Today was awesome. All told we ran for 3 hours in preparation for the Eugene Marathon in 3 weeks. Hopefully we will be enjoying the fruits of our labor today!

Going north on Hwy 3, past Bremerton and before Silverdale, take the Newberry Hill Road (Silverdale) exit and turn left/west. Follow Newberry Hill road for about 3 miles then turn left onto Seabeck Hwy. Follow Seabeck Hwy for about 2 miles and turn right onto Holly Road. Follow Holly about 2 miles to the Wildcat Lake trailhead. There is a green sign 500 ft from the double entrance.

Wednesday, March 23, 2011


I am at the hospital with my wife and daughter as she recovers from spinal fusion surgery to correct severe scoliosis. She will be here for approximately five days and will be out of commission for many weeks/months. Contact sports such as soccer are out of the question for a year. It is times like these that remind me to enjoy the simple things in life. It is silly that it takes something like this to find that perspective.

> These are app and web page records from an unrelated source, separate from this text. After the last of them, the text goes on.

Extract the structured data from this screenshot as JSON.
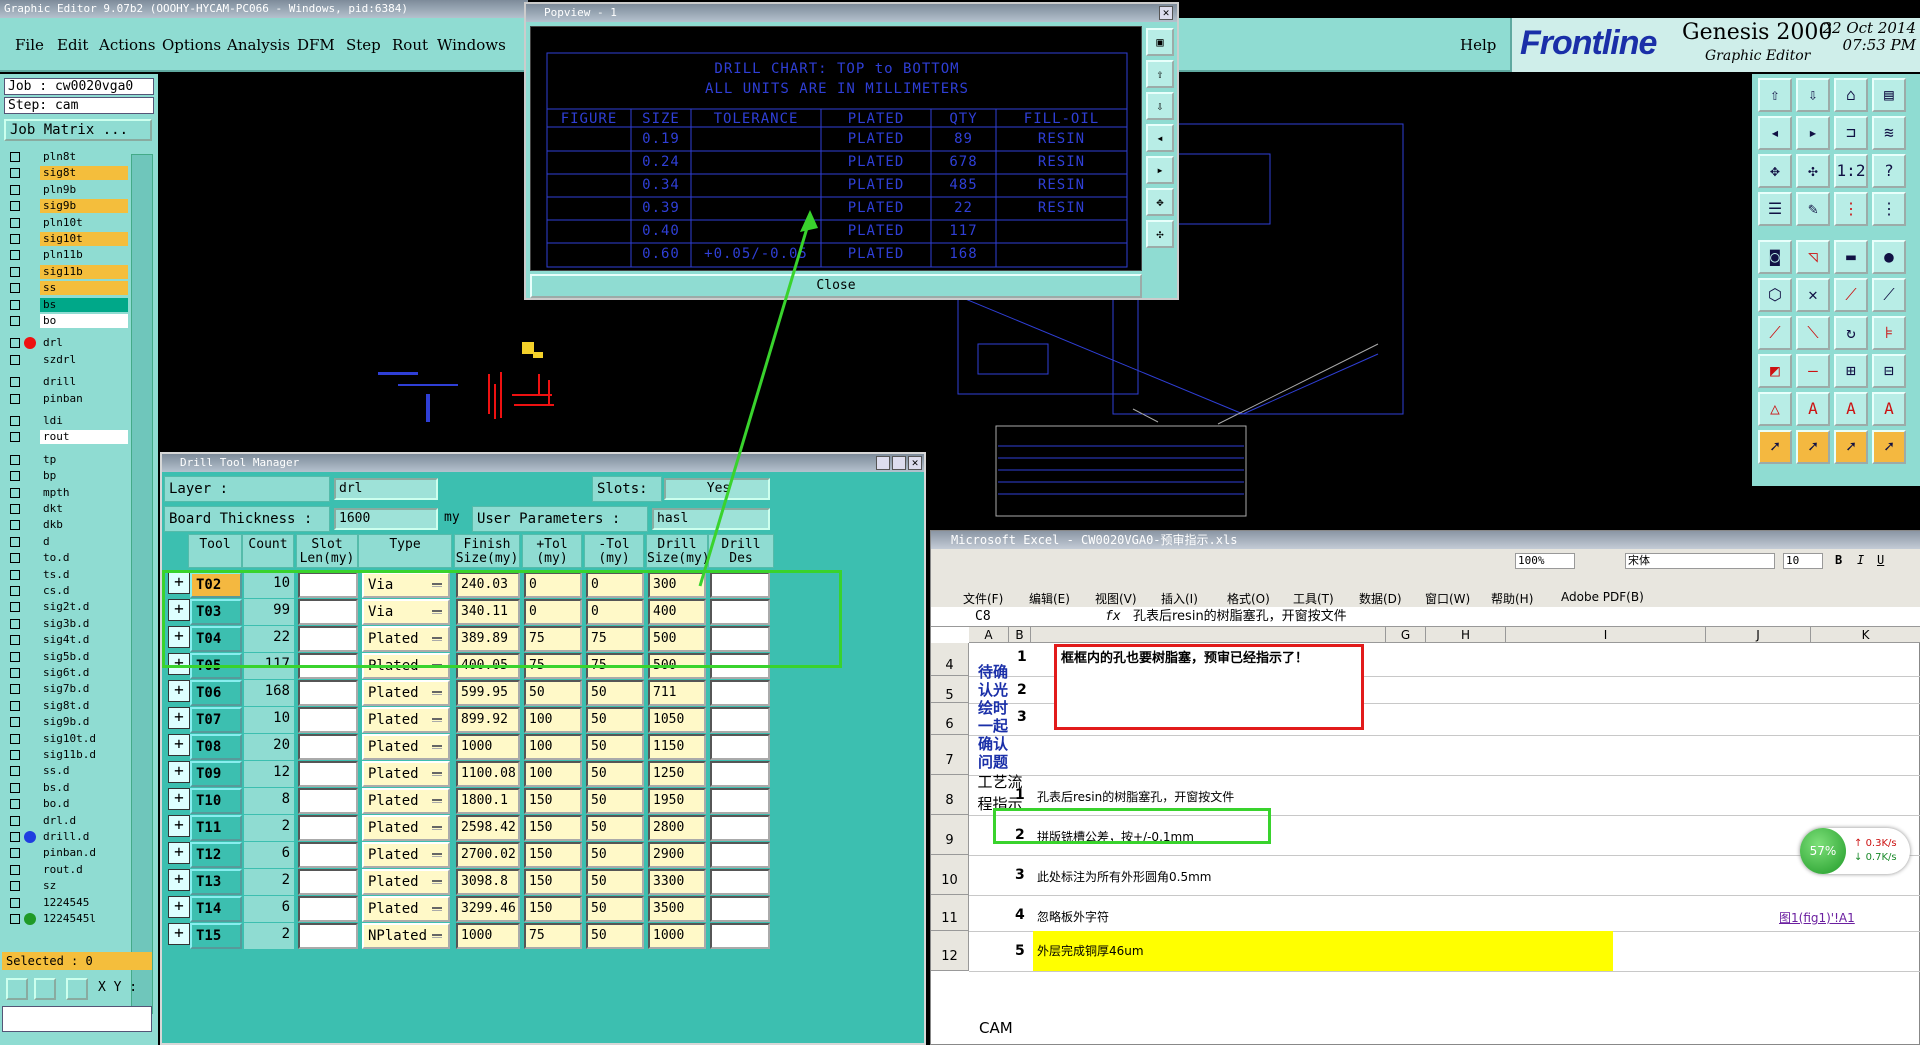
{
  "window_title": "Graphic Editor 9.07b2 (OOOHY-HYCAM-PC066 - Windows, pid:6384)",
  "menu": [
    "File",
    "Edit",
    "Actions",
    "Options",
    "Analysis",
    "DFM",
    "Step",
    "Rout",
    "Windows"
  ],
  "help": "Help",
  "brand": {
    "logo": "Frontline",
    "product": "Genesis 2000",
    "subtitle": "Graphic Editor",
    "date": "22 Oct 2014",
    "time": "07:53 PM"
  },
  "job": {
    "job_line": "Job : cw0020vga0",
    "step_line": "Step: cam",
    "matrix_btn": "Job Matrix ..."
  },
  "layers": [
    {
      "name": "pln8t",
      "color": "#8fdcd2"
    },
    {
      "name": "sig8t",
      "color": "#f4be3c"
    },
    {
      "name": "pln9b",
      "color": "#8fdcd2"
    },
    {
      "name": "sig9b",
      "color": "#f4be3c"
    },
    {
      "name": "pln10t",
      "color": "#8fdcd2"
    },
    {
      "name": "sig10t",
      "color": "#f4be3c"
    },
    {
      "name": "pln11b",
      "color": "#8fdcd2"
    },
    {
      "name": "sig11b",
      "color": "#f4be3c"
    },
    {
      "name": "ss",
      "color": "#f4be3c"
    },
    {
      "name": "bs",
      "color": "#00a889"
    },
    {
      "name": "bo",
      "color": "#ffffff"
    },
    {
      "name": "drl",
      "color": "#8fdcd2"
    },
    {
      "name": "szdrl",
      "color": "#8fdcd2"
    },
    {
      "name": "drill",
      "color": "#8fdcd2"
    },
    {
      "name": "pinban",
      "color": "#8fdcd2"
    },
    {
      "name": "ldi",
      "color": "#8fdcd2"
    },
    {
      "name": "rout",
      "color": "#ffffff"
    },
    {
      "name": "tp",
      "color": "#8fdcd2"
    },
    {
      "name": "bp",
      "color": "#8fdcd2"
    },
    {
      "name": "mpth",
      "color": "#8fdcd2"
    },
    {
      "name": "dkt",
      "color": "#8fdcd2"
    },
    {
      "name": "dkb",
      "color": "#8fdcd2"
    },
    {
      "name": "d",
      "color": "#8fdcd2"
    },
    {
      "name": "to.d",
      "color": "#8fdcd2"
    },
    {
      "name": "ts.d",
      "color": "#8fdcd2"
    },
    {
      "name": "cs.d",
      "color": "#8fdcd2"
    },
    {
      "name": "sig2t.d",
      "color": "#8fdcd2"
    },
    {
      "name": "sig3b.d",
      "color": "#8fdcd2"
    },
    {
      "name": "sig4t.d",
      "color": "#8fdcd2"
    },
    {
      "name": "sig5b.d",
      "color": "#8fdcd2"
    },
    {
      "name": "sig6t.d",
      "color": "#8fdcd2"
    },
    {
      "name": "sig7b.d",
      "color": "#8fdcd2"
    },
    {
      "name": "sig8t.d",
      "color": "#8fdcd2"
    },
    {
      "name": "sig9b.d",
      "color": "#8fdcd2"
    },
    {
      "name": "sig10t.d",
      "color": "#8fdcd2"
    },
    {
      "name": "sig11b.d",
      "color": "#8fdcd2"
    },
    {
      "name": "ss.d",
      "color": "#8fdcd2"
    },
    {
      "name": "bs.d",
      "color": "#8fdcd2"
    },
    {
      "name": "bo.d",
      "color": "#8fdcd2"
    },
    {
      "name": "drl.d",
      "color": "#8fdcd2"
    },
    {
      "name": "drill.d",
      "color": "#8fdcd2"
    },
    {
      "name": "pinban.d",
      "color": "#8fdcd2"
    },
    {
      "name": "rout.d",
      "color": "#8fdcd2"
    },
    {
      "name": "sz",
      "color": "#8fdcd2"
    },
    {
      "name": "1224545",
      "color": "#8fdcd2"
    },
    {
      "name": "1224545l",
      "color": "#8fdcd2"
    }
  ],
  "selected": "Selected : 0",
  "xy_label": "X Y :",
  "popview": {
    "title": "Popview - 1",
    "close": "Close",
    "chart_title": "DRILL CHART: TOP to BOTTOM",
    "chart_units": "ALL UNITS ARE IN MILLIMETERS",
    "headers": [
      "FIGURE",
      "SIZE",
      "TOLERANCE",
      "PLATED",
      "QTY",
      "FILL-OIL"
    ],
    "rows": [
      [
        "",
        "0.19",
        "",
        "PLATED",
        "89",
        "RESIN"
      ],
      [
        "",
        "0.24",
        "",
        "PLATED",
        "678",
        "RESIN"
      ],
      [
        "",
        "0.34",
        "",
        "PLATED",
        "485",
        "RESIN"
      ],
      [
        "",
        "0.39",
        "",
        "PLATED",
        "22",
        "RESIN"
      ],
      [
        "",
        "0.40",
        "",
        "PLATED",
        "117",
        ""
      ],
      [
        "",
        "0.60",
        "+0.05/-0.05",
        "PLATED",
        "168",
        ""
      ]
    ]
  },
  "dtm": {
    "title": "Drill Tool Manager",
    "layer_label": "Layer :",
    "layer_value": "drl",
    "slots_label": "Slots:",
    "slots_value": "Yes",
    "thick_label": "Board Thickness :",
    "thick_value": "1600",
    "thick_unit": "my",
    "user_label": "User Parameters :",
    "user_value": "hasl",
    "headers": [
      "Tool",
      "Count",
      "Slot\nLen(my)",
      "Type",
      "Finish\nSize(my)",
      "+Tol\n(my)",
      "-Tol\n(my)",
      "Drill\nSize(my)",
      "Drill\nDes"
    ],
    "rows": [
      {
        "tool": "T02",
        "count": "10",
        "type": "Via",
        "finish": "240.03",
        "ptol": "0",
        "ntol": "0",
        "drill": "300"
      },
      {
        "tool": "T03",
        "count": "99",
        "type": "Via",
        "finish": "340.11",
        "ptol": "0",
        "ntol": "0",
        "drill": "400"
      },
      {
        "tool": "T04",
        "count": "22",
        "type": "Plated",
        "finish": "389.89",
        "ptol": "75",
        "ntol": "75",
        "drill": "500"
      },
      {
        "tool": "T05",
        "count": "117",
        "type": "Plated",
        "finish": "400.05",
        "ptol": "75",
        "ntol": "75",
        "drill": "500"
      },
      {
        "tool": "T06",
        "count": "168",
        "type": "Plated",
        "finish": "599.95",
        "ptol": "50",
        "ntol": "50",
        "drill": "711"
      },
      {
        "tool": "T07",
        "count": "10",
        "type": "Plated",
        "finish": "899.92",
        "ptol": "100",
        "ntol": "50",
        "drill": "1050"
      },
      {
        "tool": "T08",
        "count": "20",
        "type": "Plated",
        "finish": "1000",
        "ptol": "100",
        "ntol": "50",
        "drill": "1150"
      },
      {
        "tool": "T09",
        "count": "12",
        "type": "Plated",
        "finish": "1100.08",
        "ptol": "100",
        "ntol": "50",
        "drill": "1250"
      },
      {
        "tool": "T10",
        "count": "8",
        "type": "Plated",
        "finish": "1800.1",
        "ptol": "150",
        "ntol": "50",
        "drill": "1950"
      },
      {
        "tool": "T11",
        "count": "2",
        "type": "Plated",
        "finish": "2598.42",
        "ptol": "150",
        "ntol": "50",
        "drill": "2800"
      },
      {
        "tool": "T12",
        "count": "6",
        "type": "Plated",
        "finish": "2700.02",
        "ptol": "150",
        "ntol": "50",
        "drill": "2900"
      },
      {
        "tool": "T13",
        "count": "2",
        "type": "Plated",
        "finish": "3098.8",
        "ptol": "150",
        "ntol": "50",
        "drill": "3300"
      },
      {
        "tool": "T14",
        "count": "6",
        "type": "Plated",
        "finish": "3299.46",
        "ptol": "150",
        "ntol": "50",
        "drill": "3500"
      },
      {
        "tool": "T15",
        "count": "2",
        "type": "NPlated",
        "finish": "1000",
        "ptol": "75",
        "ntol": "50",
        "drill": "1000"
      }
    ]
  },
  "excel": {
    "title": "Microsoft Excel - CW0020VGA0-预审指示.xls",
    "menus": [
      "文件(F)",
      "编辑(E)",
      "视图(V)",
      "插入(I)",
      "格式(O)",
      "工具(T)",
      "数据(D)",
      "窗口(W)",
      "帮助(H)",
      "Adobe PDF(B)"
    ],
    "zoom": "100%",
    "font": "宋体",
    "size": "10",
    "cell_ref": "C8",
    "fx": "fx",
    "formula": "孔表后resin的树脂塞孔，开窗按文件",
    "columns": [
      "A",
      "B",
      "G",
      "H",
      "I",
      "J",
      "K"
    ],
    "rows": [
      "4",
      "5",
      "6",
      "7",
      "8",
      "9",
      "10",
      "11",
      "12"
    ],
    "a_label": "待确认光绘时一起确认问题",
    "note": "框框内的孔也要树脂塞，预审已经指示了！",
    "process_label": "工艺流程指示",
    "cam_label": "CAM",
    "items": [
      {
        "n": "1",
        "text": ""
      },
      {
        "n": "2",
        "text": ""
      },
      {
        "n": "3",
        "text": ""
      },
      {
        "n": "1",
        "text": "孔表后resin的树脂塞孔，开窗按文件"
      },
      {
        "n": "2",
        "text": "拼版铣槽公差，按+/-0.1mm"
      },
      {
        "n": "3",
        "text": "此处标注为所有外形圆角0.5mm"
      },
      {
        "n": "4",
        "text": "忽略板外字符"
      },
      {
        "n": "5",
        "text": "外层完成铜厚46um"
      }
    ],
    "link": "图1(fig1)'!A1"
  },
  "speed": {
    "percent": "57%",
    "up": "0.3K/s",
    "down": "0.7K/s"
  }
}
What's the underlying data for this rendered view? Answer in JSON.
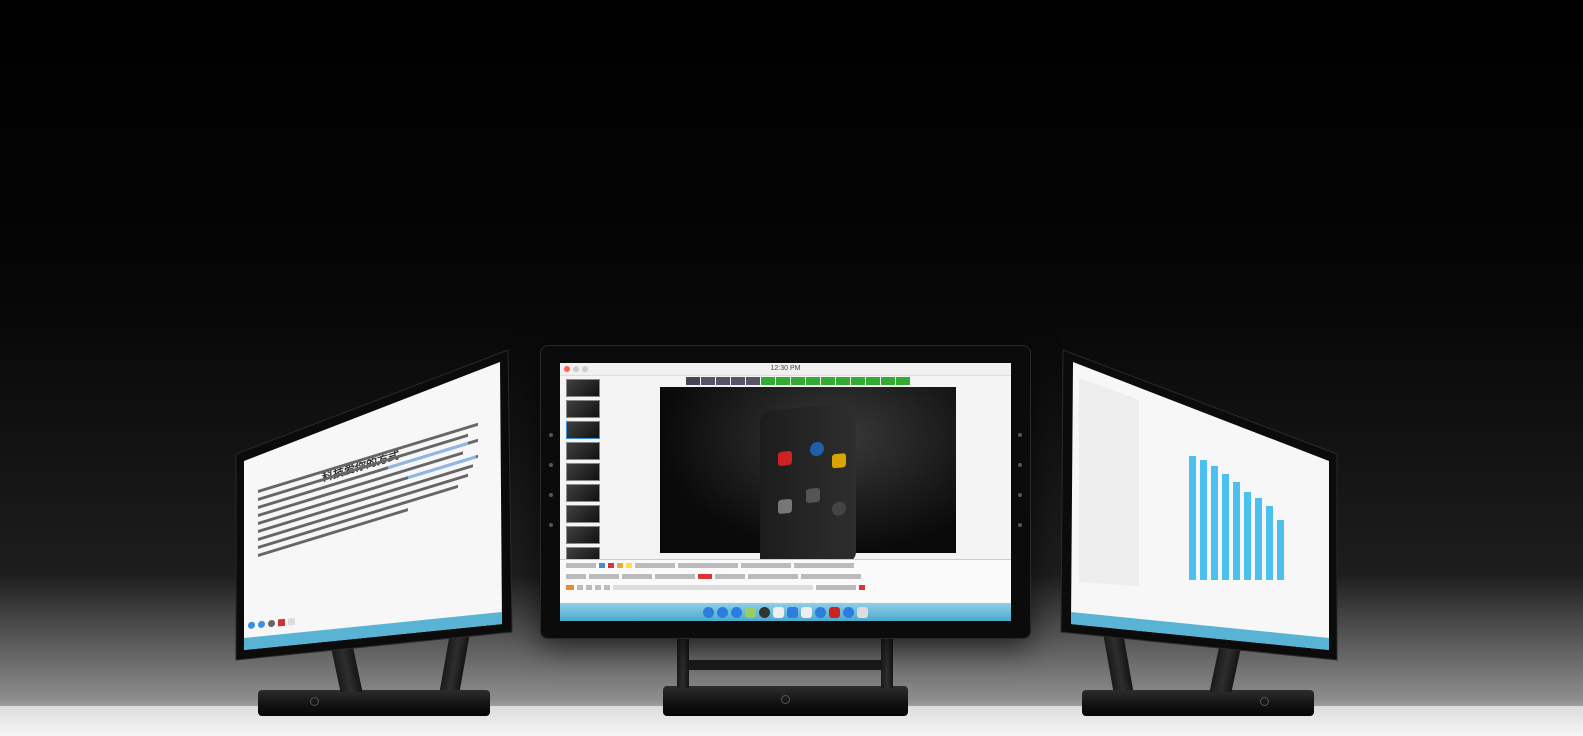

While my daughter loves soccer, she found much confidence during her first season of track last spring. She ran the 1600 meters and was bound and determined to break 6 minutes by the end of her 8th grade year. She pulled it off during her last meet with an inspiring last 200 meters in the league championships. The pain etched in her face told met that she found out how to run through the pain when the going got tough.

As I look at her now recovering, I know that her short time as a distance runner will help her recovery period. Distance runners constantly push the limits and learn how to push through rough patches. I am glad she has proven to herself that she can withstand pain and on the other side of pain is comfort.

I am looking forward to taking a run with her this spring/summer as she recovers and I will be sure to enjoy the simple things.